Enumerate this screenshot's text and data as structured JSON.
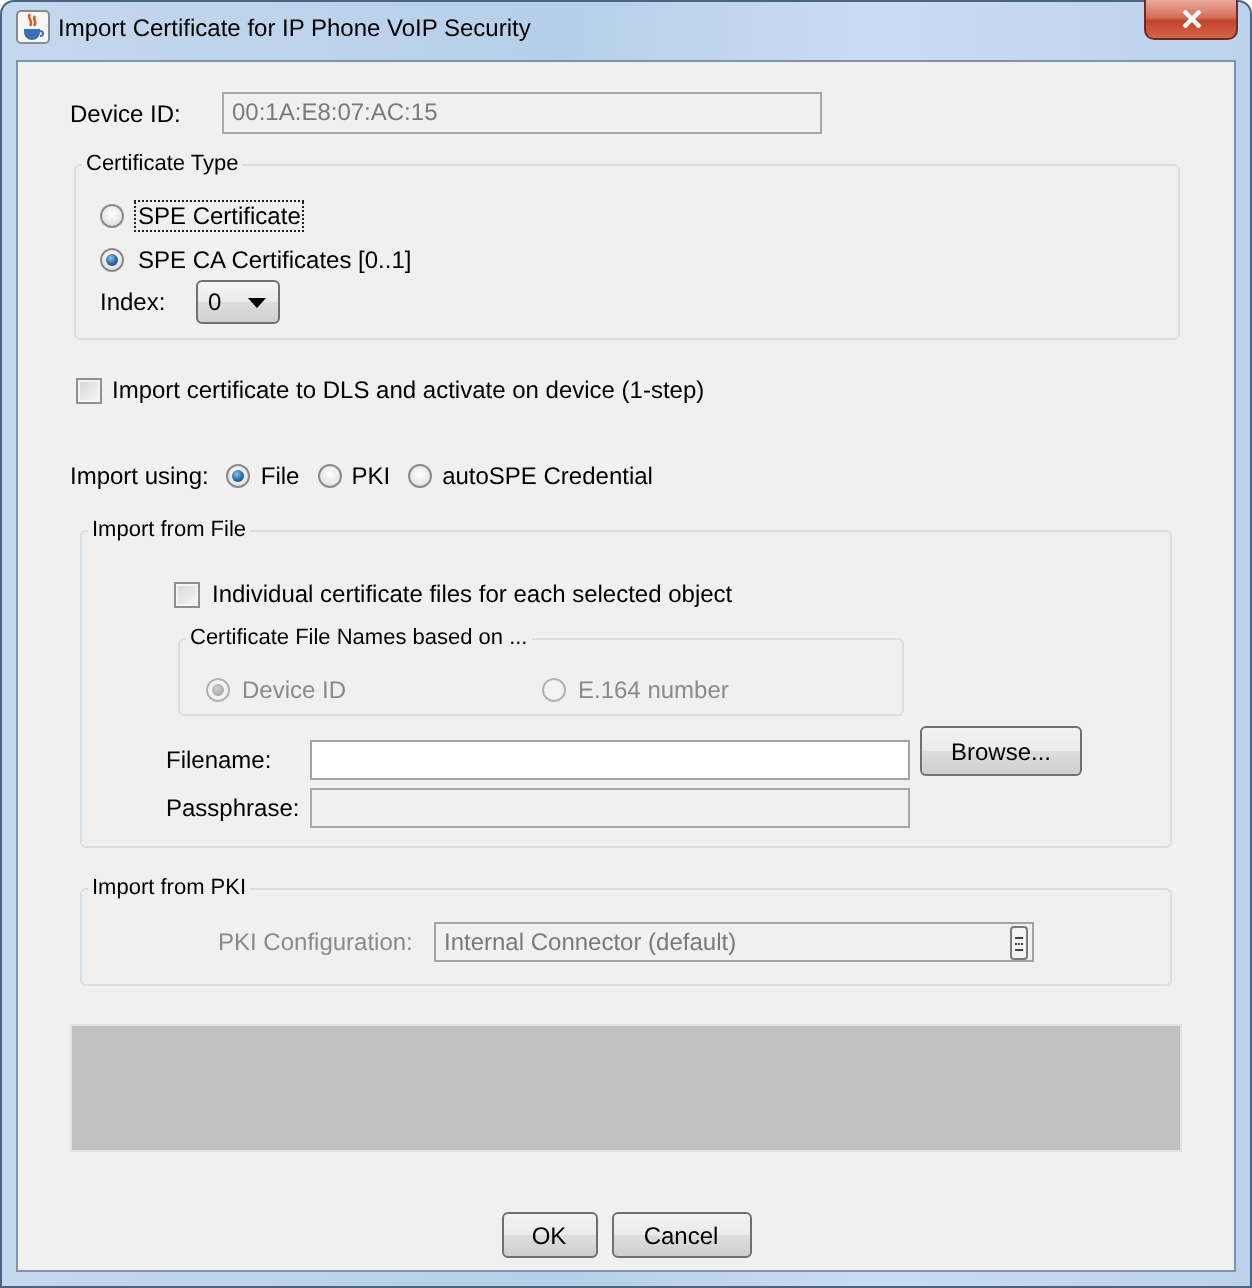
{
  "window": {
    "title": "Import Certificate for IP Phone VoIP Security"
  },
  "device_id": {
    "label": "Device ID:",
    "value": "00:1A:E8:07:AC:15",
    "disabled": true
  },
  "certificate_type": {
    "title": "Certificate Type",
    "options": [
      {
        "label": "SPE Certificate",
        "selected": false,
        "focused": true
      },
      {
        "label": "SPE CA Certificates [0..1]",
        "selected": true,
        "focused": false
      }
    ],
    "index": {
      "label": "Index:",
      "value": "0"
    }
  },
  "one_step": {
    "label": "Import certificate to DLS and activate on device (1-step)",
    "checked": false
  },
  "import_using": {
    "label": "Import using:",
    "options": [
      {
        "label": "File",
        "selected": true
      },
      {
        "label": "PKI",
        "selected": false
      },
      {
        "label": "autoSPE Credential",
        "selected": false
      }
    ]
  },
  "import_from_file": {
    "title": "Import from File",
    "individual_files": {
      "label": "Individual certificate files for each selected object",
      "checked": false
    },
    "file_names": {
      "title": "Certificate File Names based on ...",
      "disabled": true,
      "options": [
        {
          "label": "Device ID",
          "selected": true
        },
        {
          "label": "E.164 number",
          "selected": false
        }
      ]
    },
    "filename": {
      "label": "Filename:"
    },
    "browse_button": "Browse...",
    "passphrase": {
      "label": "Passphrase:",
      "disabled": true
    }
  },
  "import_from_pki": {
    "title": "Import from PKI",
    "disabled": true,
    "configuration": {
      "label": "PKI Configuration:",
      "value": "Internal Connector (default)"
    }
  },
  "buttons": [
    "OK",
    "Cancel"
  ]
}
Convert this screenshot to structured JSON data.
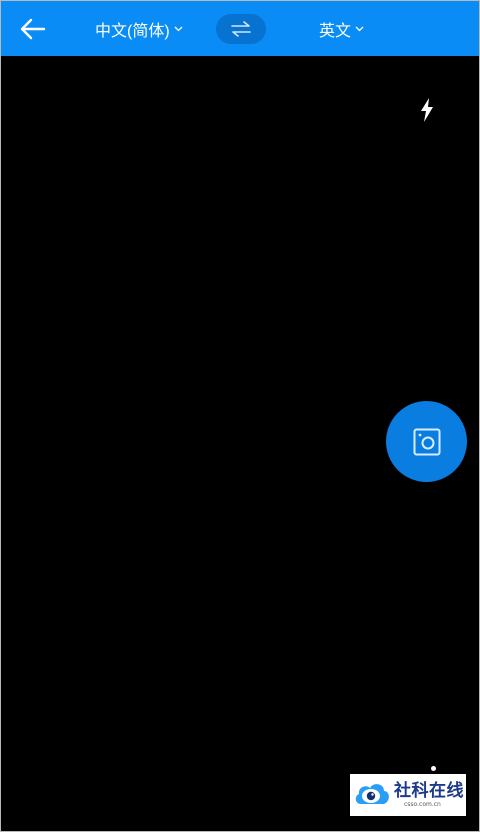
{
  "header": {
    "back_icon": "arrow-left-icon",
    "source_language": "中文(简体)",
    "target_language": "英文",
    "swap_icon": "swap-arrows-icon",
    "chevron_icon": "chevron-down-icon"
  },
  "camera": {
    "flash_icon": "flash-icon",
    "capture_icon": "camera-capture-icon"
  },
  "watermark": {
    "title": "社科在线",
    "subtitle": "csso.com.cn"
  },
  "colors": {
    "header_bg": "#0a8cf7",
    "swap_bg": "#0872d1",
    "capture_bg": "#0a7de0",
    "viewfinder_bg": "#000000"
  }
}
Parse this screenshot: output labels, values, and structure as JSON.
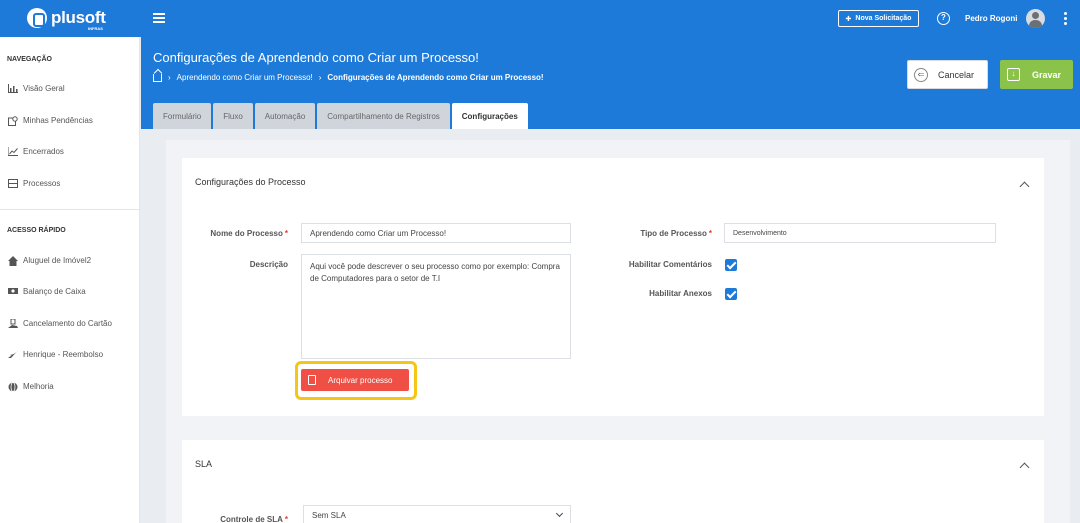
{
  "header": {
    "logo_text": "plusoft",
    "logo_sub": "INFRAS",
    "new_request_label": "Nova Solicitação",
    "user_name": "Pedro Rogoni"
  },
  "sidebar": {
    "nav_title": "NAVEGAÇÃO",
    "nav_items": [
      {
        "label": "Visão Geral",
        "icon": "bar-chart-icon"
      },
      {
        "label": "Minhas Pendências",
        "icon": "user-tasks-icon"
      },
      {
        "label": "Encerrados",
        "icon": "line-chart-icon"
      },
      {
        "label": "Processos",
        "icon": "inbox-icon"
      }
    ],
    "quick_title": "ACESSO RÁPIDO",
    "quick_items": [
      {
        "label": "Aluguel de Imóvel2",
        "icon": "home-icon"
      },
      {
        "label": "Balanço de Caixa",
        "icon": "money-icon"
      },
      {
        "label": "Cancelamento do Cartão",
        "icon": "hand-card-icon"
      },
      {
        "label": "Henrique - Reembolso",
        "icon": "plane-icon"
      },
      {
        "label": "Melhoria",
        "icon": "globe-icon"
      }
    ]
  },
  "page": {
    "title": "Configurações de Aprendendo como Criar um Processo!",
    "breadcrumb": [
      "Aprendendo como Criar um Processo!",
      "Configurações de Aprendendo como Criar um Processo!"
    ],
    "cancel_label": "Cancelar",
    "save_label": "Gravar"
  },
  "tabs": [
    "Formulário",
    "Fluxo",
    "Automação",
    "Compartilhamento de Registros",
    "Configurações"
  ],
  "active_tab": "Configurações",
  "process_settings": {
    "title": "Configurações do Processo",
    "name_label": "Nome do Processo",
    "name_value": "Aprendendo como Criar um Processo!",
    "description_label": "Descrição",
    "description_value": "Aqui você pode descrever o seu processo como por exemplo: Compra de Computadores para o setor de T.I",
    "type_label": "Tipo de Processo",
    "type_value": "Desenvolvimento",
    "comments_label": "Habilitar Comentários",
    "comments_enabled": true,
    "attachments_label": "Habilitar Anexos",
    "attachments_enabled": true,
    "archive_label": "Arquivar processo"
  },
  "sla": {
    "title": "SLA",
    "control_label": "Controle de SLA",
    "control_value": "Sem SLA"
  },
  "colors": {
    "primary": "#1e7ad9",
    "save": "#8bc34a",
    "archive": "#ef4f45",
    "highlight": "#f5c518"
  }
}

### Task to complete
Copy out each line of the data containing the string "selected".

### Result of this task
        "selected": false,
        "selected": true,
        "selected": true
        "selected": false
        "selected": false
      "label": "Individual certificate files for each selected object",
          "selected": true
          "selected": false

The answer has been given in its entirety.